Yet, instead of using the April 14, 1979 Rice Demonstration or “Bloody Saturday”, as it was called by the international community, to memorialize the death of their innocent brothers and sisters who died in advocating for those who could not afford a bag of rice at $30, the anti-June 7 propagandists are demonizing them as trouble makers who were used by selfish politicians who ran away when Tolbert refused to received their petition. Instead of appreciating Baccus Matthews and those who organized the Rice Demonstration for making April 14 a wake-up call on the minority ruling class to give in to the multi-party democracy Liberia enjoys today, they are now insulting and branding them as indoctrinators of young people’s minds and as political flunkies. Were the progressives, including Baccus, political flunkies for their role in helping to give the Congress for Democratic Change (CDC) the political relevance that eventually resulted into the election of Ambassador Weah as President? The story goes on to include the freedom of speech, of expression and peaceful assembly we enjoy today, which resulted from April 14.

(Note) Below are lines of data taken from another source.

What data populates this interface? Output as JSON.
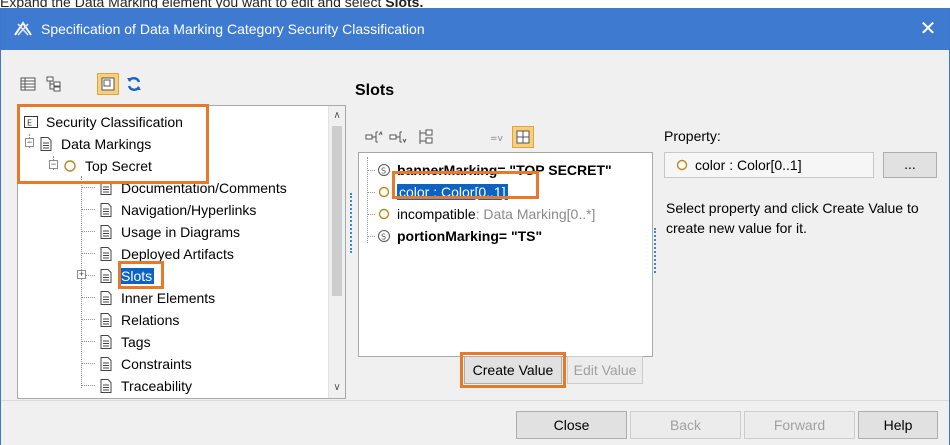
{
  "caption": {
    "prefix": "Expand the Data Marking element you want to edit and select ",
    "emphasis": "Slots."
  },
  "window": {
    "title": "Specification of Data Marking Category Security Classification",
    "app_icon": "magicdraw-icon",
    "close_label": "✕"
  },
  "left_toolbar": [
    {
      "icon": "table-view-icon"
    },
    {
      "icon": "tree-view-icon"
    },
    {
      "icon": "compact-view-icon",
      "active": true
    },
    {
      "icon": "refresh-icon"
    }
  ],
  "tree": {
    "items": [
      {
        "label": "Security Classification",
        "icon": "enumeration-icon"
      },
      {
        "label": "Data Markings",
        "icon": "document-icon"
      },
      {
        "label": "Top Secret",
        "icon": "instance-icon"
      },
      {
        "label": "Documentation/Comments",
        "icon": "document-icon"
      },
      {
        "label": "Navigation/Hyperlinks",
        "icon": "document-icon"
      },
      {
        "label": "Usage in Diagrams",
        "icon": "document-icon"
      },
      {
        "label": "Deployed Artifacts",
        "icon": "document-icon"
      },
      {
        "label": "Slots",
        "icon": "document-icon",
        "selected": true
      },
      {
        "label": "Inner Elements",
        "icon": "document-icon"
      },
      {
        "label": "Relations",
        "icon": "document-icon"
      },
      {
        "label": "Tags",
        "icon": "document-icon"
      },
      {
        "label": "Constraints",
        "icon": "document-icon"
      },
      {
        "label": "Traceability",
        "icon": "document-icon"
      }
    ]
  },
  "slots": {
    "title": "Slots",
    "toolbar": [
      {
        "icon": "expand-all-icon"
      },
      {
        "icon": "collapse-all-icon"
      },
      {
        "icon": "hierarchy-icon"
      },
      {
        "icon": "show-values-icon"
      },
      {
        "icon": "grid-view-icon",
        "active": true
      }
    ],
    "rows": [
      {
        "name": "bannerMarking",
        "value": " = \"TOP SECRET\"",
        "icon": "slot-icon"
      },
      {
        "name": "color : Color[0..1]",
        "icon": "property-icon",
        "selected": true
      },
      {
        "name": "incompatible",
        "type": " : Data Marking[0..*]",
        "icon": "property-icon"
      },
      {
        "name": "portionMarking",
        "value": " = \"TS\"",
        "icon": "slot-icon"
      }
    ],
    "create_value_label": "Create Value",
    "edit_value_label": "Edit Value"
  },
  "property": {
    "label": "Property:",
    "value": "color : Color[0..1]",
    "more_label": "...",
    "hint": "Select property and click Create Value to create new value for it."
  },
  "footer": {
    "close_label": "Close",
    "back_label": "Back",
    "forward_label": "Forward",
    "help_label": "Help"
  },
  "colors": {
    "titlebar": "#3e7bd0",
    "selection": "#0b63c4",
    "highlight": "#e8792b"
  }
}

What then is the conclusion of the matter? The conclusion consists of an entire history book, which should contain the following chapters in summary forms: We must stop distorting the real facts of the April 14, 1979 Rice Demonstration, which is an inseparable part of Liberian history when it’s rewritten, perhaps by Blamo Nelson, Sam Jackson and other stalwarts of PAL; We must stop using April 14 as a vicious propaganda tool to cause fear, pandemonium and insecurity in Liberia with the aim of promoting our own interest; We must recognize April 14, 1979 as a terrible mistake of President “Speedy” William R. Tolbert and We must avoid misleading Ambassador Weah, the beloved President of the masses, to repeat the terrible mistake Tolbert made as implied in the ongoing campaign to disallow the June 7, 2019 protest march; Let us learn from the ugly past of history and do what is right and honorable in lifting the humanity of the masses and in working sincerely and committedly for the long, overdue growth and development of our country. Like the saying goes, “A hint to wise is quite sufficient.”